Experimental feature

Listen to this article

00:00
00:00
Experimental feature

Nearly two decades ago, when I was a young freelancer, an influential Indian official called me to his home one weekend afternoon, ostensibly to give me a report that I wanted. On arrival, I was ushered into the living room. Then he came in, and lay down on his side on a sofa opposite me — like a modern-day Roman emperor — with his head propped up in his hand. 

He may have been comfortable, but I was not. I sat primly on the edge of my chair, back straight — thankful for the coffee table between us — as I listened to him banter about his American girlfriends of yore. After a while, I asked for the report. Then I bolted, reeling from the oddity and ambiguity of the encounter. 

That memory has returned to me in the past weeks, as India has been rocked by its own dramatic and long-overdue #MeToo moment.

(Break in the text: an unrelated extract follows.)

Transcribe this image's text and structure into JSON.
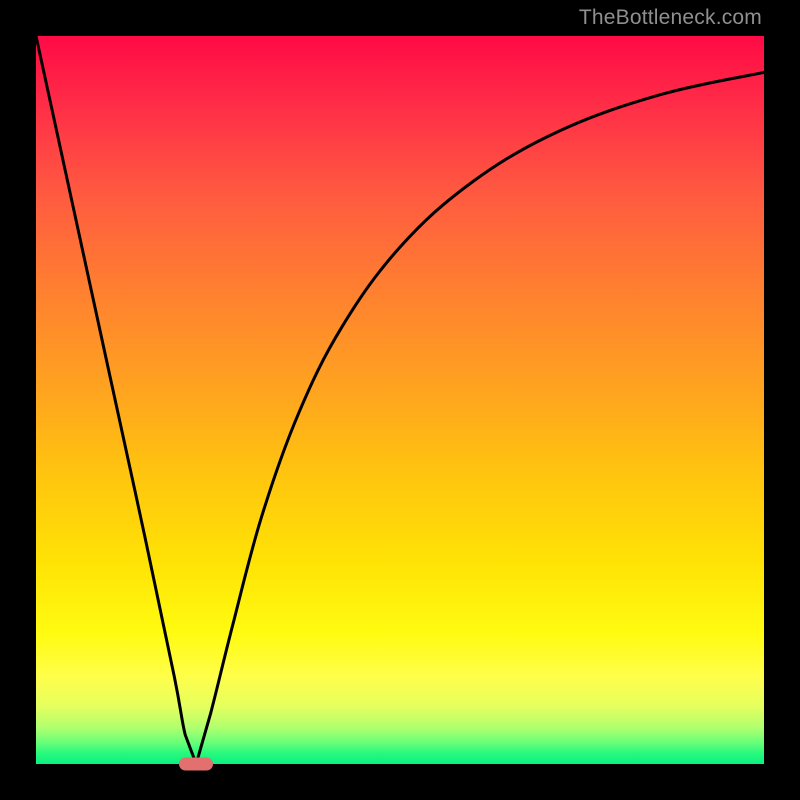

In a patriarchal society where sexual assault victims are still routinely blamed, Indian women have taken to social media to share detailed accounts of male entitlement, casual misogyny, sexual harassment and alleged molestation by former bosses and colleagues at work. 

The outpouring has echoes of the aftermath of the rape and murder of a young woman on a Delhi bus in 2012, when Indian women surged on to the streets to express their rage, both at the crime and their own feelings of physical insecurity in public spaces. 

Yet today’s online outburst reveals that India’s private spaces — offices, newsrooms, film sets, universities, advertising agencies, artist’s studios and other workplaces — have been as treacherous for women to navigate as the crowded sidewalks and packed buses and trains of Indian cities. 

Some have alleged outright physical molestation — unwanted touching, groping, forced kisses and tongues shoved in their mouth. Other allegations are more ambiguous but nonetheless creepy: female job candidates being interviewed over drinks in a hotel room at night, or an employee being summoned to a hotel for a meeting to be received by a male boss in nothing but his underwear. 

By coming out to share these humiliating, painful stories, women are shattering a culture of silence and shame that has granted powerful men a climate of utter impunity. 

So far, the highest-profile accused has been MJ Akbar, who resigned as minister of state of external affairs last week after a torrent of allegations of predatory workplace behaviour back when he was still a revered newspaper editor. He has denied wrongdoing, and filed a criminal defamation case against the first of his 16 accusers. 

But Mr Akbar is not the only man who now faces a reckoning. Bollywood has been shaken by allegations of misconduct by two influential directors and an actor. Another senior editor at a newspaper has resigned. Powerful advertising executives have been removed from the helm of the agency they founded. 

Some are concerned that India’s #MeToo movement is “naming and shaming” high-profile men, damaging their careers and reputations without due process in a court of law. But few women have faith that India’s overloaded, sluggish court system can deliver justice. 

A criminal case against Tarun Tejpal, a magazine editor accused of sexually assaulting a reporter in an elevator in 2013, is still yet to come to trial. And a sexual harassment case against climate scientist RK Pachauri filed in 2015 is also still winding its way through pre-trial proceedings. 

But that is what makes this a seminal moment in India. Until now, young women at the start of their careers have hesitated to take on those with power, fearing that they, rather than their tormentors, would come under greater scrutiny and pay a higher price. That silence has remained prevalent, despite a 2013 law requiring employers to establish internal complaints committees, where grievances over sexual harassment can be lodged and heard. 

But this #MeToo turning point suggests the burden of shame is finally being shifted away from women in India. It is likely to embolden more women to report incidents of harassment, and should prod employers to ensure their grievance committees are ready to listen. Most importantly, it should be a warning to those Indian men who have long been accustomed to a culture of privilege and impunity.

amy.kazmin@ft.com

Get alerts on Indian society when a new story is published

Copyright The Financial Times Limited 2019. All rights reserved.

Comments have not been enabled for this article.

Follow the topics in this article